Of course there are reasons beyond employment — none that I quite comprehend! — that people move to urban areas, but jobs are the main motivator. The modern insistence that everyone must attend college also doesn’t help the decline in rural population: once kids go to college, rather than learn a trade, they stay in the cities to work city jobs befitting their degree. And absent employment opportunities in rural America, Johnson warns, “population losses are likely to continue.”
“The actual size of the loss isn’t a particularly big deal,” Johnson told The Hill. “The fact that it actually happened, that rural America as a whole lost population, reflects a significant change. The question is, is it just a short-term thing, or is it a longer-term thing?”
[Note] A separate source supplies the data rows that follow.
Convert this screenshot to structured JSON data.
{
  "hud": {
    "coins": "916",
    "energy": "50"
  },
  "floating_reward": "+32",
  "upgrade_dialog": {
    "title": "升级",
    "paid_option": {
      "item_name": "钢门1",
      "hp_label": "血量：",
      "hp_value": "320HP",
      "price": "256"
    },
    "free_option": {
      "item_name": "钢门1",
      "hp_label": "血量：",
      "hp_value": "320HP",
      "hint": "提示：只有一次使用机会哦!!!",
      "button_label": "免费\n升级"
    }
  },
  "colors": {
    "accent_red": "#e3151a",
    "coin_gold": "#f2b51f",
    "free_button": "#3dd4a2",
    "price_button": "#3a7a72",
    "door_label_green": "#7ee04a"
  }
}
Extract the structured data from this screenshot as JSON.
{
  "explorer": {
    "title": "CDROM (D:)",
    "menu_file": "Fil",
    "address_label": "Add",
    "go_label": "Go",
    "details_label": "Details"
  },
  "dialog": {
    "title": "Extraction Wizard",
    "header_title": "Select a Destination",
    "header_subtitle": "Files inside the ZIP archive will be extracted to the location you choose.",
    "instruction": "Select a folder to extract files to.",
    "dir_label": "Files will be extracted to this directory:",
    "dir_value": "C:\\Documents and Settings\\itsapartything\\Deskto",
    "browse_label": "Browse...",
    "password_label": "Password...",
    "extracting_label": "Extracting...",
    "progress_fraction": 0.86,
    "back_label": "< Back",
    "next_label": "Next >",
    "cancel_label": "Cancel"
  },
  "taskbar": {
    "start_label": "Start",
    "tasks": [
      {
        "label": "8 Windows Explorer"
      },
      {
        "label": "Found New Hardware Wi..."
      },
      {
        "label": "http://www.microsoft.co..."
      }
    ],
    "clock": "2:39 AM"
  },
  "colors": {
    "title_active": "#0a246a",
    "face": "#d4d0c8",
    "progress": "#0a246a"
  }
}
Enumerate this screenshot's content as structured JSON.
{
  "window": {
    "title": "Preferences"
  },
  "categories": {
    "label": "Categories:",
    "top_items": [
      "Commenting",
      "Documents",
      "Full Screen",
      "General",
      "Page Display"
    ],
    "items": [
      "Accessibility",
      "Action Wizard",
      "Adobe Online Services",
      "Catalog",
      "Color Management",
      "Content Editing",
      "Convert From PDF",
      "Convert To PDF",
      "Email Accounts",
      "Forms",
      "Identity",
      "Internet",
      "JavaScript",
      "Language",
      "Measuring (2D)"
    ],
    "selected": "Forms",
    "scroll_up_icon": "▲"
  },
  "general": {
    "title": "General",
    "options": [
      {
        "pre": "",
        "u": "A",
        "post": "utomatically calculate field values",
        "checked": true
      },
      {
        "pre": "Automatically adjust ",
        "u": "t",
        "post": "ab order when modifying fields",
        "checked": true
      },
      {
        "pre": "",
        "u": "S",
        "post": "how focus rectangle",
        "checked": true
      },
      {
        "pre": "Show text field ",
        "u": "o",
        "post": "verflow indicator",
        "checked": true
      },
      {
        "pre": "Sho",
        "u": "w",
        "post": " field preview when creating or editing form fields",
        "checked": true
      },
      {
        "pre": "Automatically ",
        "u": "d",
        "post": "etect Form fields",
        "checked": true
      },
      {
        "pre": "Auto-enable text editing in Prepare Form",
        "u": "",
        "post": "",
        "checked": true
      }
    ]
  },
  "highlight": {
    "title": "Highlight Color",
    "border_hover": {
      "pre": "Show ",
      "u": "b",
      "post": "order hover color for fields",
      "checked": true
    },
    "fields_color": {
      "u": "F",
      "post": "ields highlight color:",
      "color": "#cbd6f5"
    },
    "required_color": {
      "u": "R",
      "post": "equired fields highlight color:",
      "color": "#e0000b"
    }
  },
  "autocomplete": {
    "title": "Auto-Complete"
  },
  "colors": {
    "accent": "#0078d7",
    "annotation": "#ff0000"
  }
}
So what do we stand to lose if we lose our small towns? A lot. Our wealth, health and happiness, to name a few.
I make no secret of my affinity for country living, and while I know not everyone’s suited for it, data suggests a lot of humans are. It’s not that people particularly want to leave the familiar little places where they grew up, it’s that they have no choice. The Washington Post reported in 2018 that “a team of happiness researchers” (only in Canada) at the Vancouver School of Economics and McGill University interviewed 400,000 Canadians, concluding, “Life is significantly less happy in urban areas.”
Aside from fewer people, the authors found that the happiest communities had shorter commute times and less expensive housing, and that a smaller share of the population was foreign-born. They also found that people in the happiest communities are less transient than in the least happy communities, that they are more likely to attend church and that they are significantly more likely to feel a “sense of belonging” in their communities.
Being happy also makes a person more likely to be healthy, and vice-versa. Abundant green spaces, lower stress levels, pollution-free air — rural places are good for the body and soul. People also generally have to work more in urban areas to afford the cost of living. What’s more, rural places were also once the backbone of America, providing the country with a spirit of self-reliance, pride and a robust economy bolstered by Made in America goods, crops and more.
To combat the devastating effects rural outmigration has on small communities, Johnson suggests “investments in rural infrastructure and other community development activities.” Such schemes have been tried where I live. First the government enacts policies that eradicate the local economy, then it throws money at “community development” projects that do nothing to create or sustain jobs.
My heart aches for those more remote places whose history, heritage and communities are being consumed by soulless urbanized areas made up of monotonous chain stores and cheap, identical housing packed full of miserable strangers.